ACTIVITY -
Everything in the data gets repeated exactly, except for the pictures.

ENTRIES SUPPLIED -
=== Section Start ===

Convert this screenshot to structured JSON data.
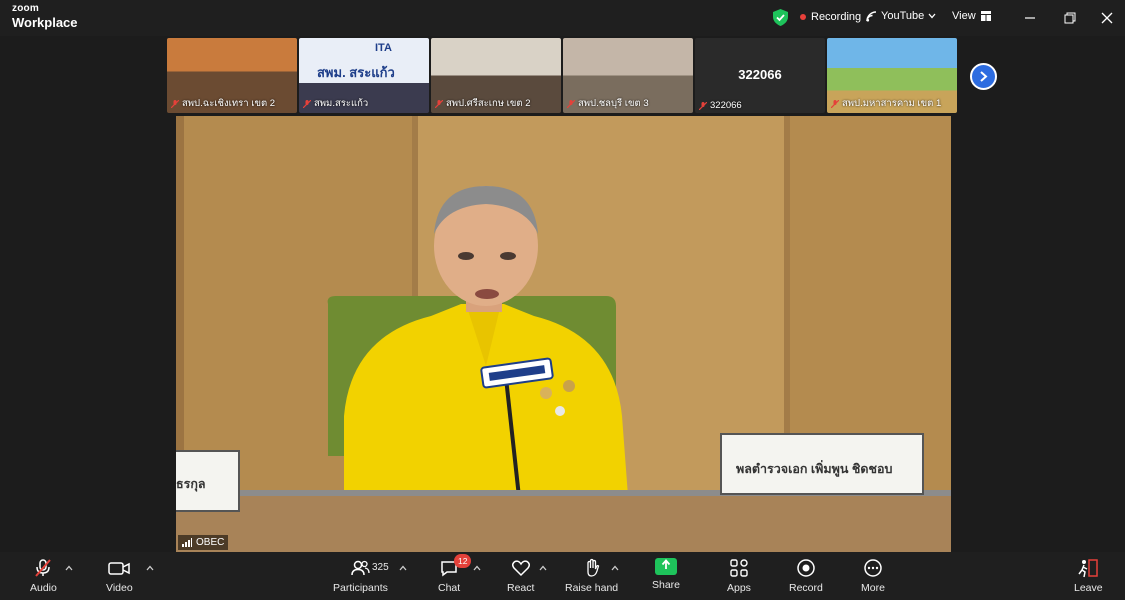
{
  "app": {
    "logo_line1": "zoom",
    "logo_line2": "Workplace"
  },
  "titlebar": {
    "recording": "Recording",
    "stream": "YouTube",
    "view": "View",
    "accent_green": "#1ec35b",
    "record_red": "#e8403a"
  },
  "thumbnails": [
    {
      "label": "สพป.ฉะเชิงเทรา เขต 2"
    },
    {
      "label": "สพม.สระแก้ว",
      "screen_text": "สพม. สระแก้ว",
      "logo_text": "ITA"
    },
    {
      "label": "สพป.ศรีสะเกษ เขต 2"
    },
    {
      "label": "สพป.ชลบุรี เขต 3"
    },
    {
      "label": "322066",
      "screen_text": "322066"
    },
    {
      "label": "สพป.มหาสารคาม เขต 1"
    }
  ],
  "video": {
    "label": "OBEC",
    "nameplate": "พลตำรวจเอก เพิ่มพูน ชิดชอบ",
    "left_plate": "ธรกุล"
  },
  "toolbar": {
    "audio": "Audio",
    "video": "Video",
    "participants": "Participants",
    "participants_count": "325",
    "chat": "Chat",
    "chat_badge": "12",
    "react": "React",
    "raise_hand": "Raise hand",
    "share": "Share",
    "apps": "Apps",
    "record": "Record",
    "more": "More",
    "leave": "Leave"
  }
}
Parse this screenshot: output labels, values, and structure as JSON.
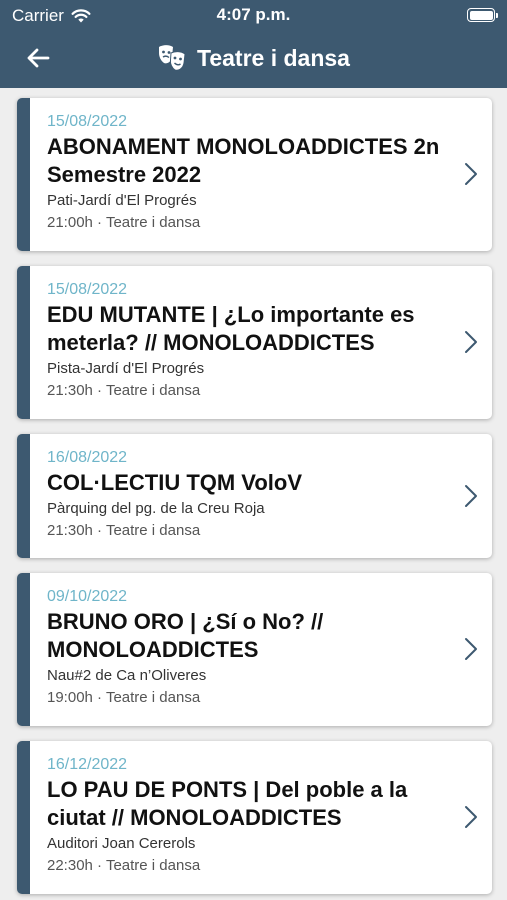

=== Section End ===

RESULT -
Convert this screenshot to structured JSON data.
{
  "app": {
    "logo_line1": "zoom",
    "logo_line2": "Workplace"
  },
  "titlebar": {
    "recording": "Recording",
    "stream": "YouTube",
    "view": "View",
    "accent_green": "#1ec35b",
    "record_red": "#e8403a"
  },
  "thumbnails": [
    {
      "label": "สพป.ฉะเชิงเทรา เขต 2"
    },
    {
      "label": "สพม.สระแก้ว",
      "screen_text": "สพม. สระแก้ว",
      "logo_text": "ITA"
    },
    {
      "label": "สพป.ศรีสะเกษ เขต 2"
    },
    {
      "label": "สพป.ชลบุรี เขต 3"
    },
    {
      "label": "322066",
      "screen_text": "322066"
    },
    {
      "label": "สพป.มหาสารคาม เขต 1"
    }
  ],
  "video": {
    "label": "OBEC",
    "nameplate": "พลตำรวจเอก เพิ่มพูน ชิดชอบ",
    "left_plate": "ธรกุล"
  },
  "toolbar": {
    "audio": "Audio",
    "video": "Video",
    "participants": "Participants",
    "participants_count": "325",
    "chat": "Chat",
    "chat_badge": "12",
    "react": "React",
    "raise_hand": "Raise hand",
    "share": "Share",
    "apps": "Apps",
    "record": "Record",
    "more": "More",
    "leave": "Leave"
  }
}
Parse this screenshot: output labels, values, and structure as JSON.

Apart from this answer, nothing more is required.